Prior to the CARD act of 2009, credit card companies were notorious for preying on college students, offering free T-shirts, pizza, and other goodies in exchange for applying for a new account. Now, the rules have changed. Not only can credit card companies no longer use predatory tactics on college students, but if you're under 21, you cannot open a new credit card account unless you have enough income to justify it.

9. You've been looking for credit recently

When you apply for credit and a lender checks your qualifications, it generates a hard credit inquiry on your credit report. Too many hard inquiries in a short period indicates to lenders that you've been aggressively looking for credit and is considered to show a higher level of risk.

10. You've reached that lender's limit for active accounts
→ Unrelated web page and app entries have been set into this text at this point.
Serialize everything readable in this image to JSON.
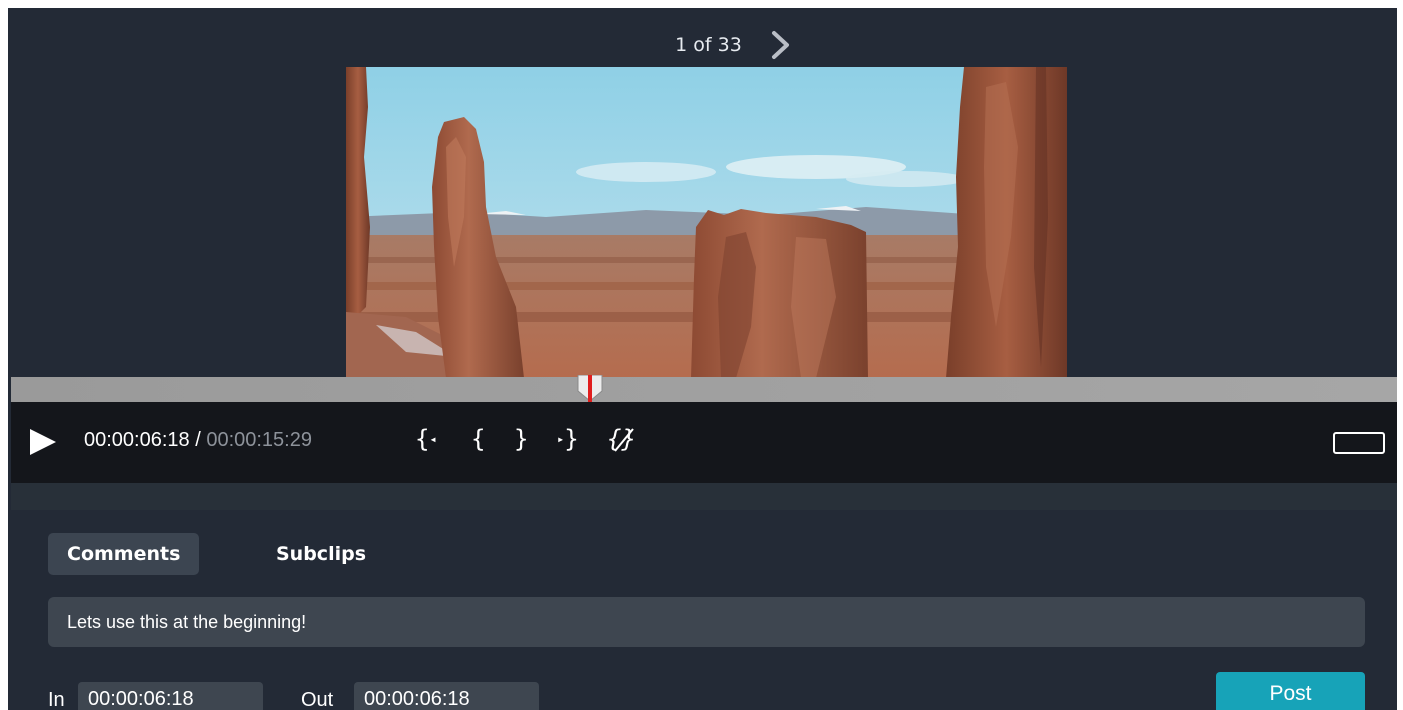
{
  "pager": {
    "text": "1 of 33",
    "next_icon": "chevron-right-icon"
  },
  "player": {
    "current_time": "00:00:06:18",
    "separator": " / ",
    "total_time": "00:00:15:29",
    "playhead_fraction": 0.418,
    "play_icon": "play-icon",
    "controls": {
      "go_to_in": "{",
      "mark_in": "{",
      "mark_out": "}",
      "go_to_out": "}",
      "clear_marks": "{}"
    },
    "fullscreen_icon": "fullscreen-icon"
  },
  "tabs": [
    {
      "label": "Comments",
      "active": true
    },
    {
      "label": "Subclips",
      "active": false
    }
  ],
  "comment": {
    "value": "Lets use this at the beginning!"
  },
  "in_point": {
    "label": "In",
    "value": "00:00:06:18"
  },
  "out_point": {
    "label": "Out",
    "value": "00:00:06:18"
  },
  "post_button": {
    "label": "Post"
  },
  "colors": {
    "background": "#232a36",
    "control_bar": "#14161b",
    "accent": "#17a3b8",
    "playhead": "#e01e1e"
  }
}
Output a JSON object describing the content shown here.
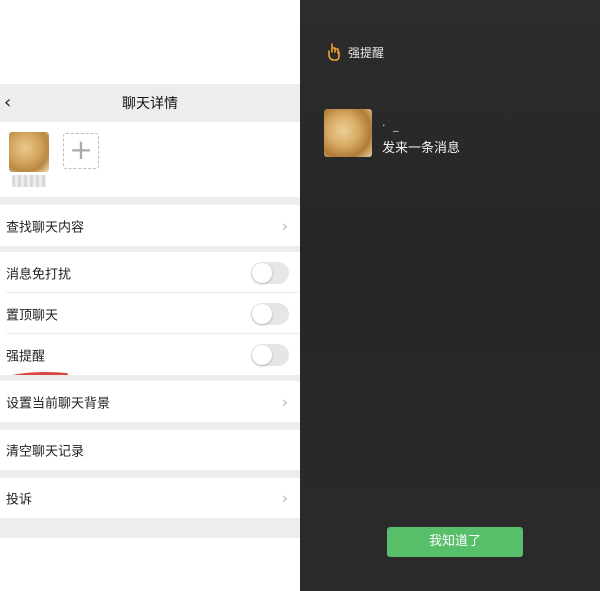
{
  "chat_detail": {
    "nav_back": "‹",
    "title": "聊天详情",
    "add_member": "+",
    "rows": {
      "search_content": "查找聊天内容",
      "mute": "消息免打扰",
      "pin": "置顶聊天",
      "strong_reminder": "强提醒",
      "set_background": "设置当前聊天背景",
      "clear_history": "清空聊天记录",
      "report": "投诉"
    },
    "chevron": "›",
    "toggles": {
      "mute": false,
      "pin": false,
      "strong_reminder": false
    }
  },
  "reminder_overlay": {
    "title": "强提醒",
    "sender": "·  _",
    "message": "发来一条消息",
    "ok_button": "我知道了"
  },
  "colors": {
    "nav_bg": "#ededed",
    "overlay_bg": "#282828",
    "accent_green": "#57be6a",
    "accent_orange": "#f0a030",
    "annotation_red": "#d9473f"
  },
  "icons": {
    "reminder": "hand-pointer-icon",
    "back": "chevron-left-icon",
    "row_arrow": "chevron-right-icon"
  }
}
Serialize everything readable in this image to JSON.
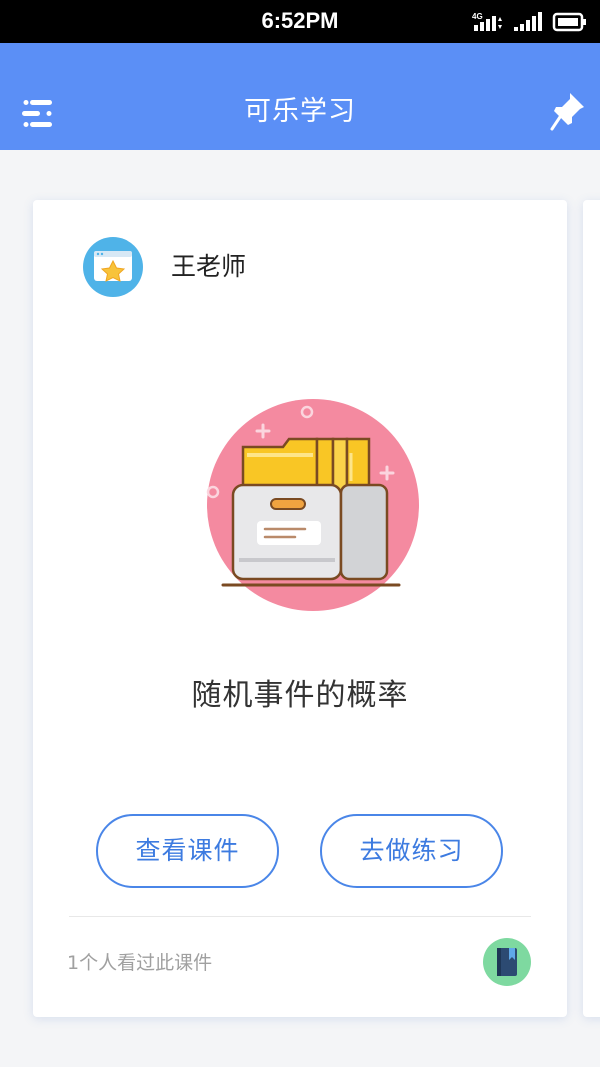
{
  "status_bar": {
    "time": "6:52PM",
    "network": "4G"
  },
  "app_bar": {
    "title": "可乐学习",
    "menu_icon": "menu-icon",
    "pin_icon": "pin-icon"
  },
  "course_card": {
    "teacher_name": "王老师",
    "course_title": "随机事件的概率",
    "view_courseware_label": "查看课件",
    "do_practice_label": "去做练习",
    "view_count_text": "1个人看过此课件",
    "badge_icon": "book-icon"
  },
  "colors": {
    "primary": "#5b8ff6",
    "button_border": "#4a86e8",
    "illustration_circle": "#f48aa0",
    "badge_bg": "#7ed9a0"
  }
}
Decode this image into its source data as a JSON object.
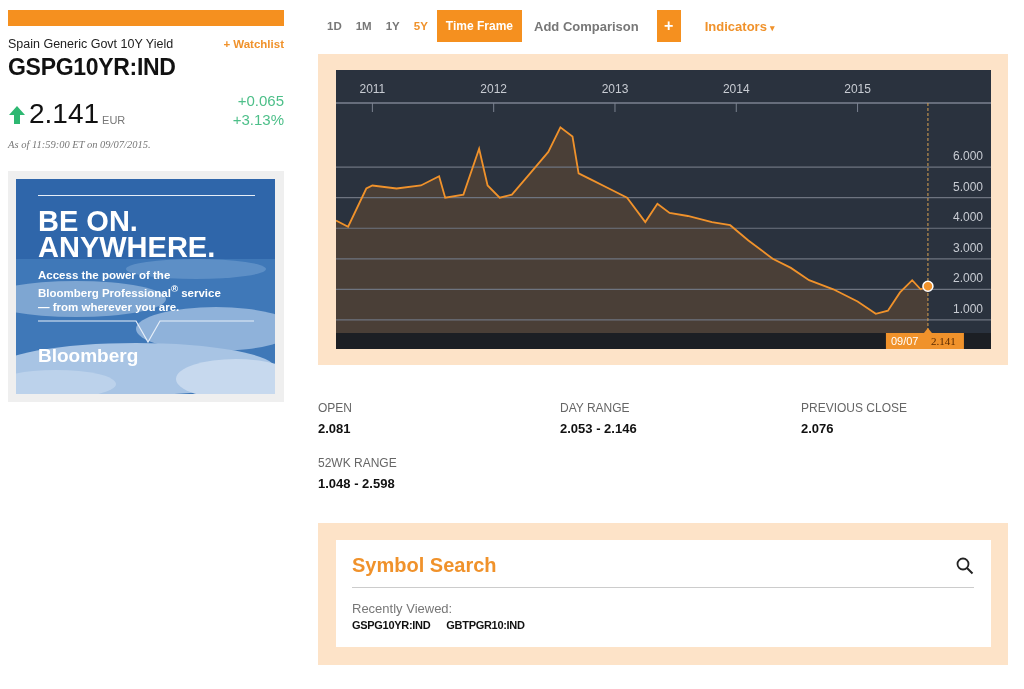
{
  "quote": {
    "name": "Spain Generic Govt 10Y Yield",
    "watchlist": "+ Watchlist",
    "ticker": "GSPG10YR:IND",
    "rising": true,
    "price": "2.141",
    "currency": "EUR",
    "change": "+0.065",
    "change_pct": "+3.13%",
    "timestamp": "As of 11:59:00 ET on 09/07/2015."
  },
  "ad": {
    "headline_1": "BE ON.",
    "headline_2": "ANYWHERE.",
    "body": "Access the power of the Bloomberg Professional$^{®}$ service — from wherever you are.",
    "brand": "Bloomberg"
  },
  "toolbar": {
    "ranges": [
      {
        "label": "1D",
        "selected": false
      },
      {
        "label": "1M",
        "selected": false
      },
      {
        "label": "1Y",
        "selected": false
      },
      {
        "label": "5Y",
        "selected": true
      }
    ],
    "time_frame": "Time Frame",
    "add_comparison": "Add Comparison",
    "add": "+",
    "indicators": "Indicators",
    "indicators_caret": "▾"
  },
  "chart": {
    "chart_data": {
      "type": "area",
      "x": [
        2010.7,
        2010.8,
        2010.95,
        2011.0,
        2011.2,
        2011.4,
        2011.55,
        2011.6,
        2011.75,
        2011.88,
        2011.95,
        2012.05,
        2012.15,
        2012.3,
        2012.45,
        2012.55,
        2012.65,
        2012.7,
        2012.8,
        2012.95,
        2013.1,
        2013.25,
        2013.35,
        2013.45,
        2013.6,
        2013.8,
        2013.95,
        2014.1,
        2014.3,
        2014.45,
        2014.6,
        2014.8,
        2015.0,
        2015.15,
        2015.25,
        2015.35,
        2015.45,
        2015.52,
        2015.58
      ],
      "grid": true,
      "ref_lines": [
        {
          "axis": "x",
          "value": 2015.58
        }
      ],
      "series": [
        {
          "color": "#f0922b",
          "values": [
            4.25,
            4.05,
            5.3,
            5.4,
            5.3,
            5.4,
            5.7,
            5.0,
            5.1,
            6.6,
            5.4,
            5.0,
            5.1,
            5.8,
            6.5,
            7.3,
            7.0,
            5.8,
            5.6,
            5.3,
            5.0,
            4.2,
            4.8,
            4.5,
            4.4,
            4.2,
            4.1,
            3.6,
            3.0,
            2.7,
            2.3,
            2.0,
            1.6,
            1.2,
            1.3,
            1.9,
            2.3,
            2.0,
            2.1
          ]
        }
      ],
      "xlim": [
        2010.7,
        2016.1
      ],
      "ylim": [
        0.57,
        8.1
      ],
      "xticks": [
        {
          "value": 2011,
          "label": "2011"
        },
        {
          "value": 2012,
          "label": "2012"
        },
        {
          "value": 2013,
          "label": "2013"
        },
        {
          "value": 2014,
          "label": "2014"
        },
        {
          "value": 2015,
          "label": "2015"
        }
      ],
      "yticks": [
        {
          "value": 1,
          "label": "1.000"
        },
        {
          "value": 2,
          "label": "2.000"
        },
        {
          "value": 3,
          "label": "3.000"
        },
        {
          "value": 4,
          "label": "4.000"
        },
        {
          "value": 5,
          "label": "5.000"
        },
        {
          "value": 6,
          "label": "6.000"
        }
      ]
    },
    "marker": {
      "date": "09/07",
      "value": "2.141"
    }
  },
  "stats": [
    {
      "label": "OPEN",
      "value": "2.081"
    },
    {
      "label": "DAY RANGE",
      "value": "2.053 - 2.146"
    },
    {
      "label": "PREVIOUS CLOSE",
      "value": "2.076"
    },
    {
      "label": "52WK RANGE",
      "value": "1.048 - 2.598"
    }
  ],
  "symbol_search": {
    "title": "Symbol Search",
    "recent_label": "Recently Viewed:",
    "recent": [
      "GSPG10YR:IND",
      "GBTPGR10:IND"
    ]
  }
}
Regardless of how good your credit is, many lenders simply won't let you open too many accounts with them or within a certain period of time. For example, one major lender has an unofficial rule that limits consumers to four open credit card accounts with them at any given time. Another will typically not approve an applicant who has opened five or more credit cards in total within the past two years.

If you've been rejected, it's your right to find out why

Thanks to the Fair Credit Reporting Act, you have the right to know why your credit application was rejected if it was due to information on your credit report. Credit card issuers that deny your application are required to send you an "adverse action" notice that clarifies what red flags on your credit report prevented you from getting approved. This could list things such as "limited credit history" or "revolving credit balances too high."

In addition, most lenders will let you know if you were denied because of noncredit factors, such as your income, age, or having too many accounts with that particular lender.

The bottom line is that by reading the denial letter you receive, you'll know your weak points so you can improve on them before applying for any more credit cards.

Invest Smarter with The Motley Fool

Join Over 1 Million Premium Members Receiving…

  • New Stock Picks Each Month
  • Detailed Analysis of Companies
  • Model Portfolios
  • Live Streaming During Market Hours
  • And Much More
Get Started Now

Related Articles

Motley Fool Returns

Motley Fool Stock Advisor

Market-beating stocks from our award-winning analyst team.

Stock Advisor Returns
S&P 500 Returns

Calculated by average return of all stock recommendations since inception of the Stock Advisor service in February of 2002. Returns as of 07/04/2022.

Discounted offers are only available to new members. Stock Advisor list price is $199 per year.

Premium Investing Services

Invest better with The Motley Fool. Get stock recommendations, portfolio guidance, and more from The Motley Fool's premium services.